- WHAT YOU NEED TO DO -
Determine the number of lines of the records below that include "title". Respond with the number and no other text.

DATASET EXCERPTS: Begin

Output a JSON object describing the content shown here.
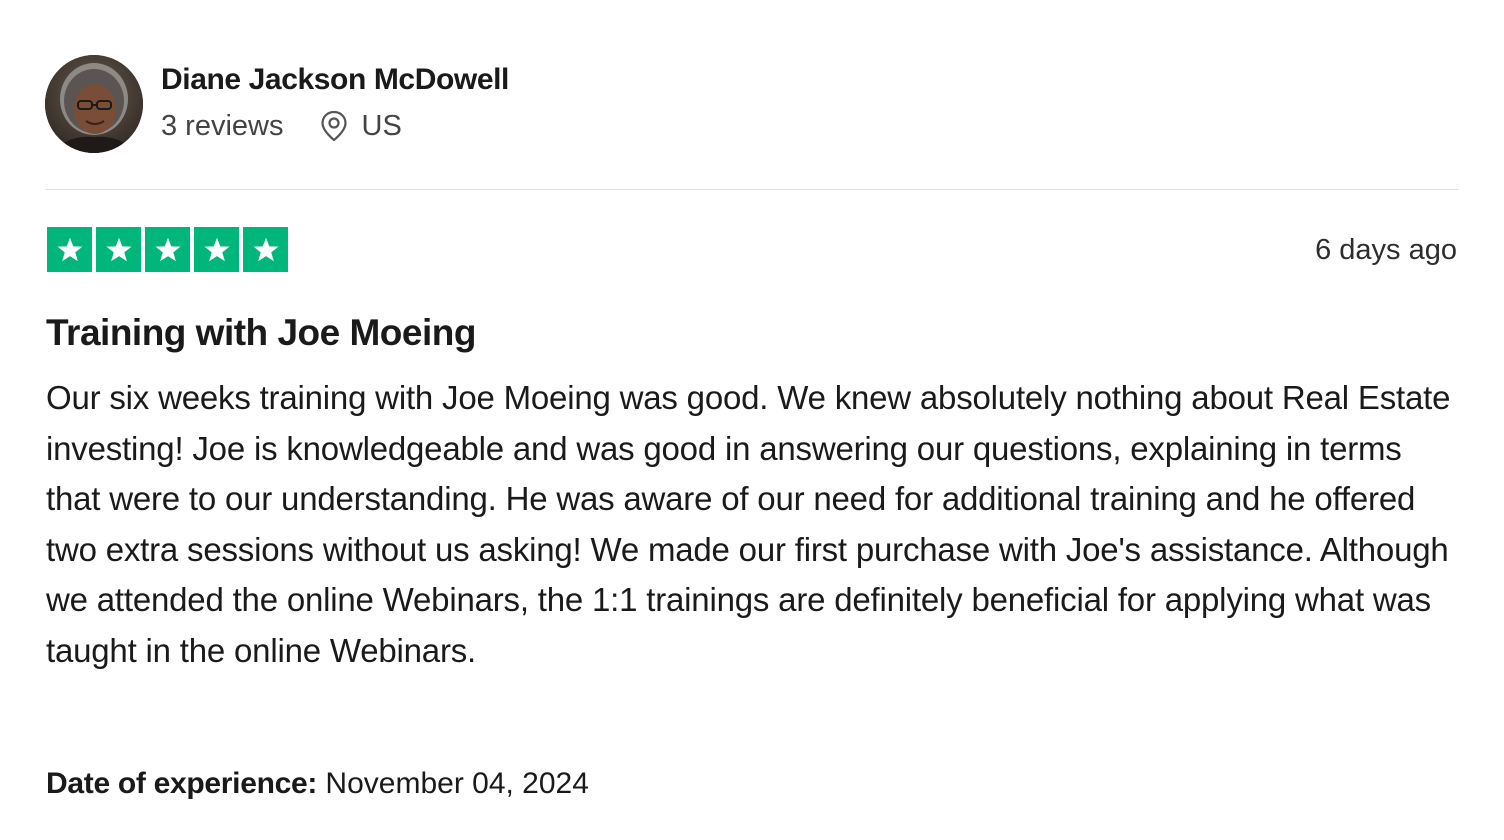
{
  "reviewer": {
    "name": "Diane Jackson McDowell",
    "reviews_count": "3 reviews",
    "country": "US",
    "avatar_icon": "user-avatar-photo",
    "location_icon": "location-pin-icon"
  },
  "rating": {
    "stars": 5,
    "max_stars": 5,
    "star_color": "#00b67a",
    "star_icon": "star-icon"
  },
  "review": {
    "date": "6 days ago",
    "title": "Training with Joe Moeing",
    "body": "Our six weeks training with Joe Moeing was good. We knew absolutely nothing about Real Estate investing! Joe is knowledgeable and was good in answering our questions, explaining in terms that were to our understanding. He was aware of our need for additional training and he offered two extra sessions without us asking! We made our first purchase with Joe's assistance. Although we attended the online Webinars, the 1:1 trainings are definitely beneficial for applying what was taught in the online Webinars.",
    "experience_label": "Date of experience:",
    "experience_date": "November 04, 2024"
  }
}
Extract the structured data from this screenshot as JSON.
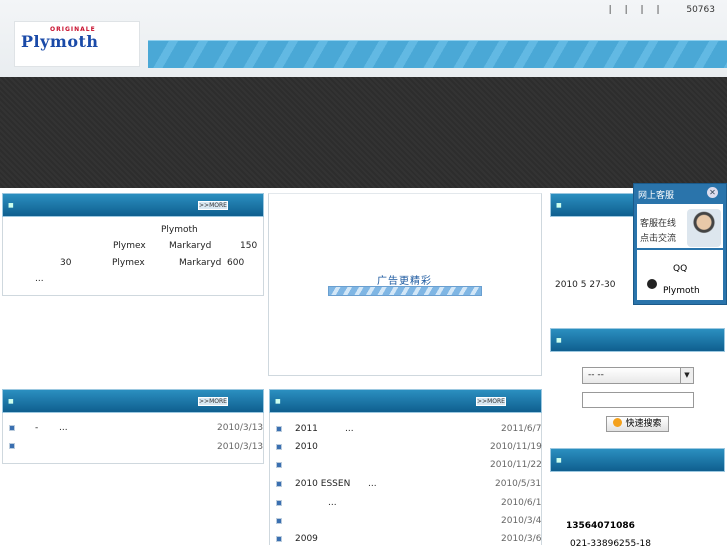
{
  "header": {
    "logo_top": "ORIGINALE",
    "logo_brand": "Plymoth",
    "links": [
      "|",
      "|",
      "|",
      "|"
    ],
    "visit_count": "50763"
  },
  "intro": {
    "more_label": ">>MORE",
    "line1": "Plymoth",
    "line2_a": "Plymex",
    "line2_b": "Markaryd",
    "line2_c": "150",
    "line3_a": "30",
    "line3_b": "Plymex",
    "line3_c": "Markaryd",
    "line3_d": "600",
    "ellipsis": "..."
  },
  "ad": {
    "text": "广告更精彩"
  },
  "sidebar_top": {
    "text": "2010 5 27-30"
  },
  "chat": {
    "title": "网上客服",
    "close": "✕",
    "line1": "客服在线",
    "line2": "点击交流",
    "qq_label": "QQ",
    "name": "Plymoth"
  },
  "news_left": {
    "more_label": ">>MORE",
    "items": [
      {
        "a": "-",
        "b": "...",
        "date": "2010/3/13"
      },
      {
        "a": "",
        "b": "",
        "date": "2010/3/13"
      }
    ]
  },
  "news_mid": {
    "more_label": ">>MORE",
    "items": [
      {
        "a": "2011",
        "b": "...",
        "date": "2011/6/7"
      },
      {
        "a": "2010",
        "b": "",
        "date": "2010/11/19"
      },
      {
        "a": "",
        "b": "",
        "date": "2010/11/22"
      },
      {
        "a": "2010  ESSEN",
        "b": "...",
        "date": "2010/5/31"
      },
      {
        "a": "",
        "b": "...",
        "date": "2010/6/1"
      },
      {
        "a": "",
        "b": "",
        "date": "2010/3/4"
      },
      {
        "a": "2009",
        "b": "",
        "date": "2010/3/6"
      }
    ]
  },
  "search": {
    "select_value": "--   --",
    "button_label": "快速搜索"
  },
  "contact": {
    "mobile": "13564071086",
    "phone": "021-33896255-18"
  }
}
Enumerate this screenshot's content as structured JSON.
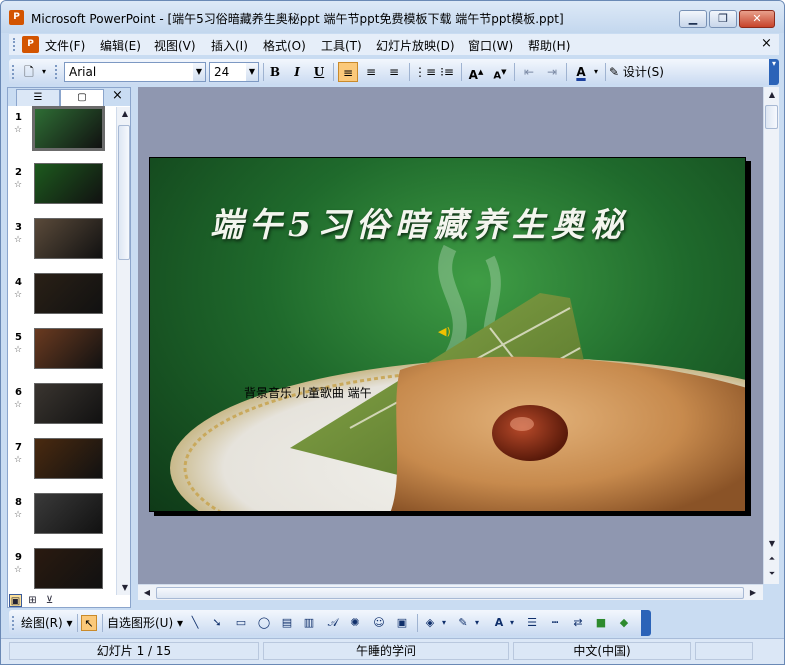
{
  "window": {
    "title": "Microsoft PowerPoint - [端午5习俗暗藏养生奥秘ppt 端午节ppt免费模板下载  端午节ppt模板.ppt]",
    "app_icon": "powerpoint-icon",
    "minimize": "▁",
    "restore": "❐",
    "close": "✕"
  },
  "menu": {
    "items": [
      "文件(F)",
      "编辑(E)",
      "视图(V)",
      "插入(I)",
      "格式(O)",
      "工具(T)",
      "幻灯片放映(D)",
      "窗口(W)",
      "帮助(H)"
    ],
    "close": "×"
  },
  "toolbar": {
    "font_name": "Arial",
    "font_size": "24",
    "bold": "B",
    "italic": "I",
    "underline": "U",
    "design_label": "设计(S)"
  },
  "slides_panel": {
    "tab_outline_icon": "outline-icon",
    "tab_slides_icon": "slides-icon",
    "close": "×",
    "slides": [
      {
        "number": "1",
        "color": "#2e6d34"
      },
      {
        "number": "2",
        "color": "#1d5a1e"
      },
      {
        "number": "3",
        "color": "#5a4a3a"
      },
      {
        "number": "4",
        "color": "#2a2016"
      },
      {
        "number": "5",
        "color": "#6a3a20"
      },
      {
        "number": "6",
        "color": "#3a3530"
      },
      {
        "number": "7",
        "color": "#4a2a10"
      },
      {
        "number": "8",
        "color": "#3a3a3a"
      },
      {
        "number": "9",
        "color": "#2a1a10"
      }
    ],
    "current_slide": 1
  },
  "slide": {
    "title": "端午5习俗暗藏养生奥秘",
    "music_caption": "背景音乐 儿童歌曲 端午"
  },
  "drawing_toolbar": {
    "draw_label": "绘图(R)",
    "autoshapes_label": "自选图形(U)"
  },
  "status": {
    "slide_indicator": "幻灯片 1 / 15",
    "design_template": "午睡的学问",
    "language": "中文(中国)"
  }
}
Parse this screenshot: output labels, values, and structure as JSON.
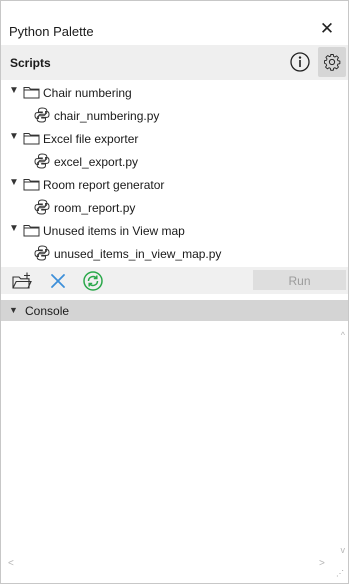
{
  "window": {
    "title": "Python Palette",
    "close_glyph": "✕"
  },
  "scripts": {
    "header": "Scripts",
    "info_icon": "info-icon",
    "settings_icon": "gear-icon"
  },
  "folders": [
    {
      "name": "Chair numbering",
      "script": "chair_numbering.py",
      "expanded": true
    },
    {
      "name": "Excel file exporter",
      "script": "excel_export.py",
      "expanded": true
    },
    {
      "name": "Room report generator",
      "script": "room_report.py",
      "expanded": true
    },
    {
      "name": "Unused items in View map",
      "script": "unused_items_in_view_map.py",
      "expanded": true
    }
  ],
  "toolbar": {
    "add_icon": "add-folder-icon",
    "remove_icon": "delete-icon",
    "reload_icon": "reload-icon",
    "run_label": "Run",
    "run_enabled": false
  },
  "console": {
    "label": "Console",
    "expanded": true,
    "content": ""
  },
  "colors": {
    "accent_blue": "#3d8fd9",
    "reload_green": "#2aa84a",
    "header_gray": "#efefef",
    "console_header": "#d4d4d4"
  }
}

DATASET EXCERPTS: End

- FINISHED TASK -
5